- Pakistan, IMF fail to reach staff-level agreement despite week’s talks.
- Fund emphasises abolition of subsidies on petroleum products.
- The IMF appreciates Pakistan’s step to increase policy to 13.75%.
DOHA: The International Monetary Fund (IMF) late Wednesday delayed the revival of the stalled $6-billion programme under the External Financing Facility (EFF) for Pakistan.
The revival was expected to bring stability to the financial markets, the fast-weakening Pakistani rupee, and the depleting foreign exchange reserves, as the government had pinned hopes on the programme’s resumption.

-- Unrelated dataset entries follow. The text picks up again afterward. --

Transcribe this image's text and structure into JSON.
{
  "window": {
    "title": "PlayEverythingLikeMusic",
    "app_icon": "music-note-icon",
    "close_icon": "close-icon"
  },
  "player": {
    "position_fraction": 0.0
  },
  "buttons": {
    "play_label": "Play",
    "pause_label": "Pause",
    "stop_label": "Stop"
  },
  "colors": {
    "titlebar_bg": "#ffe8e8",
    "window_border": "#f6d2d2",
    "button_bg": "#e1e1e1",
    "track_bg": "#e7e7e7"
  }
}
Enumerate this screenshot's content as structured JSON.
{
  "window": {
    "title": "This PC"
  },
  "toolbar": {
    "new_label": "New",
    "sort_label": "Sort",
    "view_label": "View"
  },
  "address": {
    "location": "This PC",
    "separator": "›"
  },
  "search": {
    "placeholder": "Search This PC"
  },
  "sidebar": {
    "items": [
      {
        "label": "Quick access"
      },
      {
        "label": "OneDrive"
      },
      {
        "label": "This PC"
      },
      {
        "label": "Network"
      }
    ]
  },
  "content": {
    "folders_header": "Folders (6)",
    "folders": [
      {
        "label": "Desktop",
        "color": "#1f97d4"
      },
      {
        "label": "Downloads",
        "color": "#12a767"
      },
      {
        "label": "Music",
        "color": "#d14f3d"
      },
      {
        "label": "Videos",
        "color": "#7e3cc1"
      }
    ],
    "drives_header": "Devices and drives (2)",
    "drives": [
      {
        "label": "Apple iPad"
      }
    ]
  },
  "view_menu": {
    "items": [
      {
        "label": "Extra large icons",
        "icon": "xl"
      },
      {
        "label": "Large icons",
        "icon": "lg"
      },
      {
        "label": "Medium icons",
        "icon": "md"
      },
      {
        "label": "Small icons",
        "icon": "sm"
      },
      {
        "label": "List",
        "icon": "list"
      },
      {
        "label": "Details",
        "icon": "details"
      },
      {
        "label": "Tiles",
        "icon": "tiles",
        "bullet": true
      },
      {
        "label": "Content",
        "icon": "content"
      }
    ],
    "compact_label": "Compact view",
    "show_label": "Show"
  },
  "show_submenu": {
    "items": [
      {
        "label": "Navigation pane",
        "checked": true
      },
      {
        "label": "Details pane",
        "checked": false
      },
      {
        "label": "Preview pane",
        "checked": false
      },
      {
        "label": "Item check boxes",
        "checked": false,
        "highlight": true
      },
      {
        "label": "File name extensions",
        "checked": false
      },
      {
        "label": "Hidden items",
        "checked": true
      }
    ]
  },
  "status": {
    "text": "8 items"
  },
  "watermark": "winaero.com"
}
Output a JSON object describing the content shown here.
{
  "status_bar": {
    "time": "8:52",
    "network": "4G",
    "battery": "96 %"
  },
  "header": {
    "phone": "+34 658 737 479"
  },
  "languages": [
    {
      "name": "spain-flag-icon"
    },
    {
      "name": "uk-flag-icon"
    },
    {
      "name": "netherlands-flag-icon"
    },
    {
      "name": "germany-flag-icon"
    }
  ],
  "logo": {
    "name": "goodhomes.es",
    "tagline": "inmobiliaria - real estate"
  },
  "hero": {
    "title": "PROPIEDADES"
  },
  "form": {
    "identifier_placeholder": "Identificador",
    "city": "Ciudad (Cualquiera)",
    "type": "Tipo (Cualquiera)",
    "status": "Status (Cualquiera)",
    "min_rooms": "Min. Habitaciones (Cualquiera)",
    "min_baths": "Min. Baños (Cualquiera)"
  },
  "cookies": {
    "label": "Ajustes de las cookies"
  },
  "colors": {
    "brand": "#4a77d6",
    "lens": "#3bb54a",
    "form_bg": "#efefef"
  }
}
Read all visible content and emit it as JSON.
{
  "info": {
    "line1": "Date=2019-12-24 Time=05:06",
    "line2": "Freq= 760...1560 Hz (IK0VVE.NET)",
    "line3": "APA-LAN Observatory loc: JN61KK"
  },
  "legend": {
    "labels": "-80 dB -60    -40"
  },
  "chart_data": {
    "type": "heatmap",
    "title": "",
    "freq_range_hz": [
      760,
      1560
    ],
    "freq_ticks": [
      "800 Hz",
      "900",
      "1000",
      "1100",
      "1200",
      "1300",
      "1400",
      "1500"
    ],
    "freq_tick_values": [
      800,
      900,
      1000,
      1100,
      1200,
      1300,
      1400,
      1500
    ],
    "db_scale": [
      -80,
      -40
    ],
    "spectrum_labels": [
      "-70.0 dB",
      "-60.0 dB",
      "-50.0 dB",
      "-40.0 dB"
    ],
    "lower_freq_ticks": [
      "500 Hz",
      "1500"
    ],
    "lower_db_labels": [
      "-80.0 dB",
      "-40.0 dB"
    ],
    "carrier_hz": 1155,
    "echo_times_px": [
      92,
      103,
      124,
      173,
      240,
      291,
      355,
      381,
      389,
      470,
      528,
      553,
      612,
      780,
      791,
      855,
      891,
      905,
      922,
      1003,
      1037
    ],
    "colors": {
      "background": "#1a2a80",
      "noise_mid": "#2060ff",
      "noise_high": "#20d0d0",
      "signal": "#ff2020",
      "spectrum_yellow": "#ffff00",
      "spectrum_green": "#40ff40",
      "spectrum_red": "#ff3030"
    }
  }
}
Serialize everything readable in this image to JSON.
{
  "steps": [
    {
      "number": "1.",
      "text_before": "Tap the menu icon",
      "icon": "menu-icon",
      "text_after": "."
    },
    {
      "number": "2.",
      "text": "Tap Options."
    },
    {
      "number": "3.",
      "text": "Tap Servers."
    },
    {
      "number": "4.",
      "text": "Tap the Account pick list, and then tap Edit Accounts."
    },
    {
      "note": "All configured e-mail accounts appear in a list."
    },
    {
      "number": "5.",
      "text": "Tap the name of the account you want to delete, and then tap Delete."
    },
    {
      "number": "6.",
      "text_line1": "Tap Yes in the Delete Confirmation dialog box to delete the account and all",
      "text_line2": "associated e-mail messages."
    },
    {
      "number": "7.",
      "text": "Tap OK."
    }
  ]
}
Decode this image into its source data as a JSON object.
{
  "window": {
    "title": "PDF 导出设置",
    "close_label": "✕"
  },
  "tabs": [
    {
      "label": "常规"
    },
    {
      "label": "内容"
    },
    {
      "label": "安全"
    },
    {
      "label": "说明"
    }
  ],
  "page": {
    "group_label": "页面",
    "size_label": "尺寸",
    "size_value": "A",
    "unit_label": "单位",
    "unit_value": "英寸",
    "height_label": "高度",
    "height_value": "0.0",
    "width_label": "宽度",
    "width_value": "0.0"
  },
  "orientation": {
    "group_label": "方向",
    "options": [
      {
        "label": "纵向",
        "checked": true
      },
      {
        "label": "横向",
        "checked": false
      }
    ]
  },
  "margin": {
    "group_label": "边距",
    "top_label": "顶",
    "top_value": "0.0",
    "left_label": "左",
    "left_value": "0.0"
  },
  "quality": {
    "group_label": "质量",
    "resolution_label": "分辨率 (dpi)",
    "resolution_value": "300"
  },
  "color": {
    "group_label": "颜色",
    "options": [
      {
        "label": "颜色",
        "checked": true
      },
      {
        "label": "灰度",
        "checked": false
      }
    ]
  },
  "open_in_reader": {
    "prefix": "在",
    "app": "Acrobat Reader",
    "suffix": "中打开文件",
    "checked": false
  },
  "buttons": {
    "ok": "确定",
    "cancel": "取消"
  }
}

Pakistan failed to convince the IMF, as both sides could not reach a staff-level agreement despite week-long negotiations in Doha, Qatar, from May 18-25.
The Fund, in a statement, has emphasised the abolition of subsidies on petroleum products and electricity, among other conditions, as a prerequisite for the programme’s revival.
Following the conclusion of the talks, IMF Mission Chief for Pakistan, Nathan Porter, said the Fund held constructive discussions with the Pakistani officials, which aimed at reaching an agreement on policies and reforms.
“Mission has held highly-constructive discussions with Pakistani authorities aimed at reaching an agreement on policies and reforms that would lead to the conclusion of the pending seventh review of the authorities’ reform programme, which is supported by an IMF Extended Fund Facility arrangement.”
The PSX and the rupee have both come under pressure over the past week as the government has failed to take decisive economic decisions, most prominent among which is a reversal of fuel subsidies.
Analysts and experts have linked the economic pressure to uncertainty over the continuation of the IMF loan programme coupled with a rising oil import bill and widening trade deficit.